Good news for employers on EI and WSIB premiums

The federal government has just announced that it will be lowering Employment Insurance (EI) premiums for small businesses, paid by employers and employees, in an effort to boost hiring at a time of sluggish growth. The government is referring to this premium reduction as the Small Business Job Credit. The freeze is expected to save small businesses more than $550 million over the next two years.
The move comes shortly after Statistics Canada reported a decline of 11,000 jobs in August. Last year, the Parliamentary Budget Officer accused the government of keeping premium rates “higher than necessary” in an effort to balance the books in the short-term.

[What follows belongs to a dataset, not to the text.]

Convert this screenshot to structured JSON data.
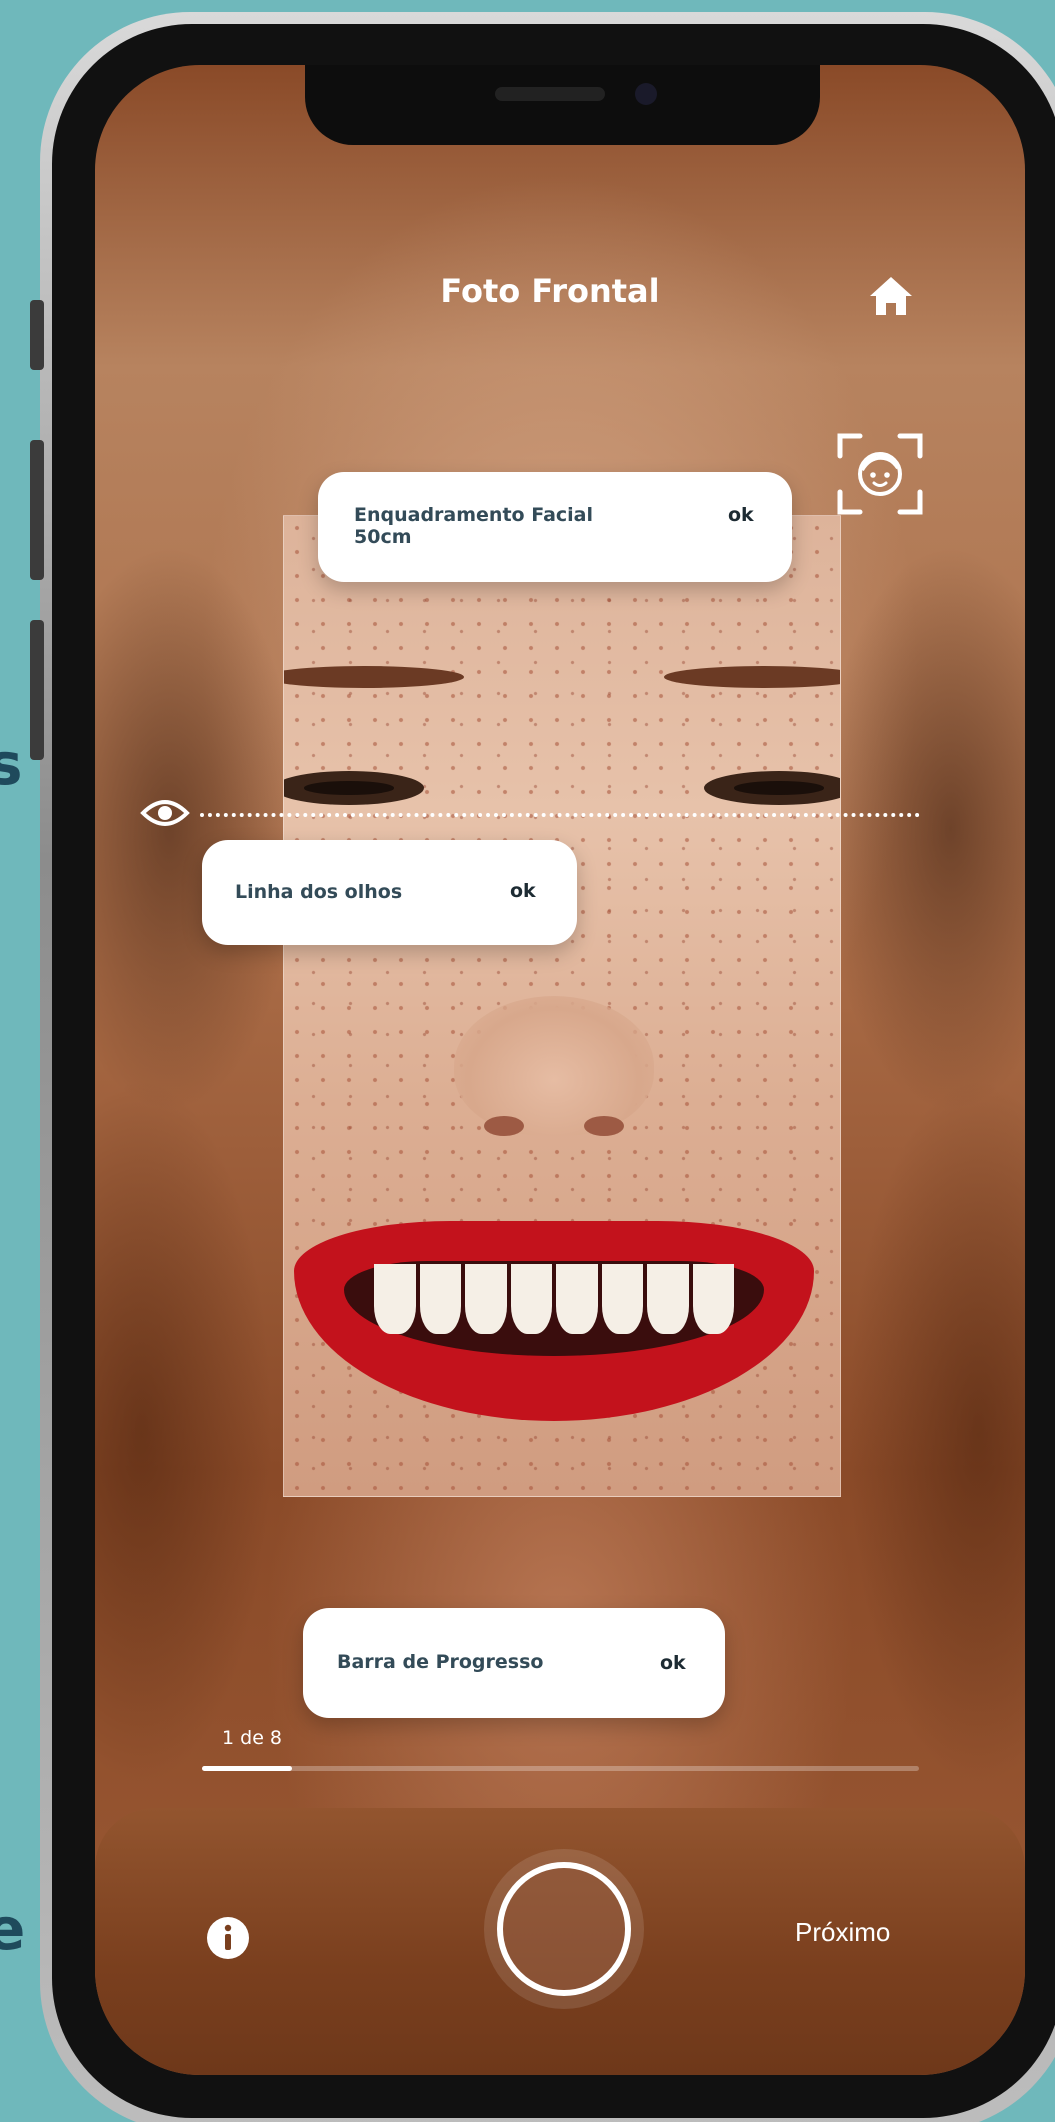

What does this mean for business? According to the Department of Finance, businesses that pay EI premiums up to $15,000 will be eligible for the break, which reduces the premium from $1.88 to $1.60, per $100 of payroll. That is a drop of 15 percent in EI costs for eligible businesses.
Close to 90 percent of all EI premium-paying businesses in Canada will be eligible for the break. 
The Canada Revenue Agency will automatically calculate the credit on a business’ return, in an effort to 
reduce paper burden.
The OCC applauds the federal government’s decision, but continues to advocate for reforms to the EI program, particularly in how benefits are distributed regionally. Because of the program’s current structure, Ontario employers and employees end up subsidizing industries and workers in other provinces, despite the fact that Ontario’s unemployment rate is above the national average. For more information on the OCC’s proposed reforms to the EI program, read the OCC's report A Federal Agenda for Ontario.
The Government of Ontario announced that Workplace Safety Insurance Board (WSIB) premium rates would be frozen for a second consecutive year. Only one rate group, Local Government Services, will see an increase in premium rates as a result of expanded coverage for firefighters--an issue that the OCC is tracking closely.
The WSIB also announced that their compensation system is more than 64 percent funded, and will be 80 percent funded by 2022 and 100 percent by 2027. The funding ratio has improved significantly, up from 56.9 percent in 2012.
The OCC is repeating its calls for more competitive business premiums. Despite a steady decline in the frequency of work-related injuries in the province, Ontario’s average employer premium rate is still one of the highest in Canada. This is due largely to the surcharge associated with paying off the WSIB’s unfunded liability, which employers have been forced to absorb as a legacy cost.
For more information, read the OCC's agenda for WSIB reform, Caution Work Ahead.
Comment throught the "Peterborough Chamber" group of LinkedIn.